College students recently testified before the Oregon Legislature, and the pain of increasing tuition was clear on their faces, stressed from overworking, overborrowing and the constant worry that the next bill may be the tipping point.
Many economic strains have led to today's college costs, including students now covering over 70 percent of the cost of their education at Oregon's public universities, a complete flip from 20 years ago when the state covered that much. While not alone, Oregon remains in the bottom 10 nationally for student funding, a T-shirt slogan that we're not proud of: We're 44th.
The context is complex, but a few facts help: The $668 million in state funding the Oregon University System received for 2011-13 is less than the $755 million (unadjusted) that it received in 1999-2001, and our campuses are educating 34,000 more students now than they did then. That's the equivalent of adding two more universities the size of Portland State and Oregon Tech to the system.
Yes, students are feeling the most pain, but despite the annual and now routine budget cuts, universities can't rope in the cost dragon alone. Without more faculty to cover student growth, overcrowded classrooms lead to a longer time to degree, lower quality, and yet more tuition and borrowing for students.
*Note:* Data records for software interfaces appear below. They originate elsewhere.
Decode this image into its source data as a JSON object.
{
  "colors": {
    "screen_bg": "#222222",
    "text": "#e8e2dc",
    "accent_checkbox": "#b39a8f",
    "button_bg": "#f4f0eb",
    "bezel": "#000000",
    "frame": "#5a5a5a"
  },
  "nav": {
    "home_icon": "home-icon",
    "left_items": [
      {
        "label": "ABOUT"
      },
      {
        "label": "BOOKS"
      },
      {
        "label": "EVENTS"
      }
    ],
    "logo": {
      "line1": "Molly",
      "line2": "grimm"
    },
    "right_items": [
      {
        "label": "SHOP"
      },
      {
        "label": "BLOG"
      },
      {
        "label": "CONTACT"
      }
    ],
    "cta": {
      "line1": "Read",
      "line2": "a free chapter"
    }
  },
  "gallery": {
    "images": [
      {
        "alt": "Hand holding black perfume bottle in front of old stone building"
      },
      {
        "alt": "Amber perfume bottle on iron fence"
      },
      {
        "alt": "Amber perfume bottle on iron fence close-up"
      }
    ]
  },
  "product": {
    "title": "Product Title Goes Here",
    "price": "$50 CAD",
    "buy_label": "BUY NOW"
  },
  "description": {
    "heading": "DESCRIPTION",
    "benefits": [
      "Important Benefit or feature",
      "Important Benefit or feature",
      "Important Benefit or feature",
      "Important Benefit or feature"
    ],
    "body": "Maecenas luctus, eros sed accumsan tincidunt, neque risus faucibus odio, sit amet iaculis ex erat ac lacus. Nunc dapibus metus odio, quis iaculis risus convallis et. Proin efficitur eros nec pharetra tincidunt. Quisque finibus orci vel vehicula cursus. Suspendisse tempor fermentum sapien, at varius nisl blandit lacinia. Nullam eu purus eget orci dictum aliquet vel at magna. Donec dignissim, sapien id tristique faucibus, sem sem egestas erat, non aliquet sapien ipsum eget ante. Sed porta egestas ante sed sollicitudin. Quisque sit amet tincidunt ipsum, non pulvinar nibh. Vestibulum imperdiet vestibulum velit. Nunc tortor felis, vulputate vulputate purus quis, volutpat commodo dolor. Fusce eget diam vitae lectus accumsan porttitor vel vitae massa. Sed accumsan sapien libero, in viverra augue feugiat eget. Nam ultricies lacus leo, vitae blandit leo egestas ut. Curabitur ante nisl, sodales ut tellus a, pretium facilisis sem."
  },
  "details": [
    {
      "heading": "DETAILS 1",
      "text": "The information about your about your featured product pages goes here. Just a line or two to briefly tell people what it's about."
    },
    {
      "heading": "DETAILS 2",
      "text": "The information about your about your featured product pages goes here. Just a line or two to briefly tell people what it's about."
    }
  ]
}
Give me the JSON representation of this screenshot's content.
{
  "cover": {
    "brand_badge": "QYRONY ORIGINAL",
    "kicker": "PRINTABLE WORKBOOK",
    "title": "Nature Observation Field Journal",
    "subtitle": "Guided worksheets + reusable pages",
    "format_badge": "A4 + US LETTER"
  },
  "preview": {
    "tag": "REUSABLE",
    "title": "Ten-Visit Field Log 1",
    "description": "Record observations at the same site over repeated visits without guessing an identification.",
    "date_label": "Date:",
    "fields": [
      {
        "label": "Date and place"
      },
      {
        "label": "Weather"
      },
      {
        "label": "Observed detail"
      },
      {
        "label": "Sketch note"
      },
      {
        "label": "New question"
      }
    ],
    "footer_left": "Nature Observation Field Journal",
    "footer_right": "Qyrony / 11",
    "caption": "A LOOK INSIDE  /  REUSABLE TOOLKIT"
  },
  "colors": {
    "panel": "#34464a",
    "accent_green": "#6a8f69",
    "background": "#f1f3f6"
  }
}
Last year Oregon was cited as having the highest percentage five-year enrollment increase nationally, and OUS is recognized as producing almost the lowest-cost degrees in the country. Despite these high marks for efficiency amid growing enrollment, students are struggling with college costs.
We need help, Oregon.
Alone, universities cannot guarantee affordability for all students, and the "new normal" ensures no return to the golden age of higher education funding. With state financial aid not covering all needy students, campuses have stepped up with historic amounts of aid. But that is still not enough.
So what is the solution?
Collaboration among the many partners -- aligned with education reform efforts underway -- must accelerate, otherwise we'll lose current students and those with college dreams who can't see past the sticker price.
There is a great word in Swahili, "harambee," which means: Let's pool resources, muscle and creativity to get the job done united and faster. From the state, we need more funding for campus instruction, facilities and financial aid. We know there isn't a secret money cache out there, but let's recognize the sinkhole created by thousands of new students who need tuition relief to get a degree. The governor's balanced budget steers us in the right direction.
While campuses have cut costs as enrollment has risen, we need to find more incremental savings without harming student learning. Consideration by the state to expand shared services is one way to gain efficiencies, and academic innovations like Credit for Prior Learning can also speed time to degree and decrease student costs.
Business and private donors already provide significant help to students in Oregon, and we encourage even more support of our future workforce with scholarships and aid that ensure a deep pool of highly skilled Oregonians.
Students can help, too, by taking dual-credit college courses in high school, which will save about $2,600 for every term they can skip in college. Mapping out degree courses early helps students finish in four years, and keeping borrowing below one's estimated starting salary helps ensure manageable post-graduation debt.
There is no simple solution to college affordability in this age of declining and stretched state budgets set against the growing demand for a degree. But one thing is certain: Universities can't do it alone. We need to harambee, Oregon.
Melody Rose is the interim chancellor of the Oregon University System.